Product Details Supplier Info More products

Lufthansa Technik is using Ansys simulation software to simulate the wear and tear of aircraft parts, particularly in jet engines, to prolong service intervals and to create ways to repair used parts.

Part of the Lufthansa Group, the German company provides maintenance, repair and overhaul (MRO) support services for aircraft.

As an aviation-authority-approved development and production organisation, Lufthansa Technik performs its own research to investigate blade damage that occurs as a result of bird strike and gradual erosion from particles in the air, for example.

By using simulation software from Ansys, the company can gain an understanding of these processes, optimise the timing for parts replacement and develop repair methods.

Lufthansa Technik uses structural mechanics and fluid dynamics from Ansys to perform, among other applications, studies on structural and thermal loads on engine modules for several engine types.

Christian Werner-Spatz at Lufthansa Technik said: ‘By researching the wear of turbine blades, we are helping our customers to increase engine service life.

‘Using innovative repair methods that we develop, these same customers can possibly avoid purchasing expensive new parts,’ he added.

Rob Harwood, director of aerospace marketing at Ansys, said: ‘Multiphysics simulation software from Ansys allows us to understand the operating environment of jet engine components and to draw conclusions from these results with a high degree of confidence.

‘Lufthansa Technik uses our software not to develop completely new products but to increase service life for aircraft turbines.

‘Condition-based maintenance and developing a deeper understanding of asset lifecycles are becoming more important as airlines struggle to control costs,’ he added.

Software simulates wear and tear of aircraft parts

Lufthansa Technik is using Ansys simulation software to simulate the wear and tear of aircraft parts, particularly in jet engines, to prolong service intervals and to create ways to repair used parts.

Part of the Lufthansa Group, the German company provides maintenance, repair and overhaul (MRO) support services for aircraft.

As an aviation-authority-approved development and production organisation, Lufthansa Technik performs its own research to investigate blade damage that occurs as a result of bird strike and gradual erosion from particles in the air, for example.

By using simulation software from Ansys, the company can gain an understanding of these processes, optimise the timing for parts replacement and develop repair methods.
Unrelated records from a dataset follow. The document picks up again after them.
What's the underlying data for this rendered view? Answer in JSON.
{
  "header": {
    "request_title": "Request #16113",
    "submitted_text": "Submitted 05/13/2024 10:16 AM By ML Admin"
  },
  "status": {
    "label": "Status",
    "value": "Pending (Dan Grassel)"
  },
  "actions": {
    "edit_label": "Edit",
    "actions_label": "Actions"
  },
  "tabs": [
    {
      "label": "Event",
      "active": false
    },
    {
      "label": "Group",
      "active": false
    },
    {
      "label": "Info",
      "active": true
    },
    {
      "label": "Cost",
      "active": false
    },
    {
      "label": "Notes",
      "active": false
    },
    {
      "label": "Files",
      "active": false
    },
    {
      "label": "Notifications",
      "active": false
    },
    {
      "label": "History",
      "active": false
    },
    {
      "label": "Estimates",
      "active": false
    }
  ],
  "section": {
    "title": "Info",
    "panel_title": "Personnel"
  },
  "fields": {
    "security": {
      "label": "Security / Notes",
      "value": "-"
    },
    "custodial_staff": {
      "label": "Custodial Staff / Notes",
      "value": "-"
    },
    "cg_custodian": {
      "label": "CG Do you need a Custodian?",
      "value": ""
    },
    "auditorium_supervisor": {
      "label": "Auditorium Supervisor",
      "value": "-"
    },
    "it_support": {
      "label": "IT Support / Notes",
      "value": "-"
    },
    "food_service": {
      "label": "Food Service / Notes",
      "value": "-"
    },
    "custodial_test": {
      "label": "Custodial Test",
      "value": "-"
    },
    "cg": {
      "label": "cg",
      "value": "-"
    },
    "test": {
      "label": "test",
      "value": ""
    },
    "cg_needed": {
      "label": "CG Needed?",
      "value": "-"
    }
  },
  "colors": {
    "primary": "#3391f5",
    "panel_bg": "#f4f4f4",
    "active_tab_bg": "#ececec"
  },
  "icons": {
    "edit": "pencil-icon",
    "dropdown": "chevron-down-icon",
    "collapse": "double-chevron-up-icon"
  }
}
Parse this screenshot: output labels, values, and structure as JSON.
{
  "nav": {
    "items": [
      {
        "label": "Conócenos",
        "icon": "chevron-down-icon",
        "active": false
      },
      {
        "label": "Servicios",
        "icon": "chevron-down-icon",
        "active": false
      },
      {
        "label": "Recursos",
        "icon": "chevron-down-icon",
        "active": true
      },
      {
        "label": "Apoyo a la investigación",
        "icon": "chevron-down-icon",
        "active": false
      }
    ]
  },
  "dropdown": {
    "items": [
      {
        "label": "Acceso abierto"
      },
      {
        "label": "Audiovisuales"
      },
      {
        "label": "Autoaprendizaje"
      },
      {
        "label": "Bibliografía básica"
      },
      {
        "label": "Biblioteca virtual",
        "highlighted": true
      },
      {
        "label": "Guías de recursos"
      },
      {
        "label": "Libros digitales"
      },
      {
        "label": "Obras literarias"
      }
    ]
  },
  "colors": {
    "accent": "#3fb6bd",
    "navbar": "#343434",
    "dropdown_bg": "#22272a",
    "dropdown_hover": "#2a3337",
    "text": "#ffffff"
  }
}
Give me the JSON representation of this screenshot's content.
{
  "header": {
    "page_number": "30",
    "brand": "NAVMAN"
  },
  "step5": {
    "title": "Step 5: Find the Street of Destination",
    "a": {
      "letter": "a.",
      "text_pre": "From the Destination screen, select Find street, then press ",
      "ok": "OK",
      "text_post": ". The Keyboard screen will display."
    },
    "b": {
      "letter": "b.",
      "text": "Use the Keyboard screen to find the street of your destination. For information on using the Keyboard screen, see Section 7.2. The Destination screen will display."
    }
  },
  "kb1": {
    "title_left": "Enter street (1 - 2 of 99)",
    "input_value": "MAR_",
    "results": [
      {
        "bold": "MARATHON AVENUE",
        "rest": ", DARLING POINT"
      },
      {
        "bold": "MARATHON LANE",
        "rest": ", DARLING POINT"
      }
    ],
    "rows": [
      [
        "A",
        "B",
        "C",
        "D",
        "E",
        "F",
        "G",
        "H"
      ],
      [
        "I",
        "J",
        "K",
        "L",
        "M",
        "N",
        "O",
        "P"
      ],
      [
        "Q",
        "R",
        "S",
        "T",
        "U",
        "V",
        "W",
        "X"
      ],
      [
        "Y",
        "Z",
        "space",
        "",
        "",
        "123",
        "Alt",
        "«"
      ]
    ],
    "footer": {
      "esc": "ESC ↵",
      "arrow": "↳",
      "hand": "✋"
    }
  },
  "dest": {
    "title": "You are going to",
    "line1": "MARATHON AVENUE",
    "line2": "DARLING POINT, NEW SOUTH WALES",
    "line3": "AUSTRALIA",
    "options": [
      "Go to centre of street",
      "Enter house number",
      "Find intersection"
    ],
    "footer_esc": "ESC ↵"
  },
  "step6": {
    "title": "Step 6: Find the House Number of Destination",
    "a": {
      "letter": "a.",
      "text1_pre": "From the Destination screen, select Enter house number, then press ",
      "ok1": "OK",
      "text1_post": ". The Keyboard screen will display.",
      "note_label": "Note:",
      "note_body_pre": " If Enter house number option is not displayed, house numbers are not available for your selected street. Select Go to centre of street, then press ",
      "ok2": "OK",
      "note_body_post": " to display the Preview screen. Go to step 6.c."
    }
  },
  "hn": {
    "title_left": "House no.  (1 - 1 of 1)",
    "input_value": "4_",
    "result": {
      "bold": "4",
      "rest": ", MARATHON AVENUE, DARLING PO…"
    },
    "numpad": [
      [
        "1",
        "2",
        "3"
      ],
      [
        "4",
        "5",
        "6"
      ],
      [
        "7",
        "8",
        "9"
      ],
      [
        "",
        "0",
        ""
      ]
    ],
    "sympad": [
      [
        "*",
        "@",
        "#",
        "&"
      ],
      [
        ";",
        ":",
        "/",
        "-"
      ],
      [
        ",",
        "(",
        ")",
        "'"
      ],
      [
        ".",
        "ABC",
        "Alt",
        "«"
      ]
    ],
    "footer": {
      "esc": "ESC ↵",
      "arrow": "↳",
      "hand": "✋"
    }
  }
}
Lufthansa Technik uses structural mechanics and fluid dynamics from Ansys to perform, among other applications, studies on structural and thermal loads on engine modules for several engine types.

Christian Werner-Spatz at Lufthansa Technik said: ‘By researching the wear of turbine blades, we are helping our customers to increase engine service life.

‘Using innovative repair methods that we develop, these same customers can possibly avoid purchasing expensive new parts,’ he added.

Rob Harwood, director of aerospace marketing at Ansys, said: ‘Multiphysics simulation software from Ansys allows us to understand the operating environment of jet engine components and to draw conclusions from these results with a high degree of confidence.

‘Lufthansa Technik uses our software not to develop completely new products but to increase service life for aircraft turbines.

‘Condition-based maintenance and developing a deeper understanding of asset lifecycles are becoming more important as airlines struggle to control costs,’ he added.

View full profile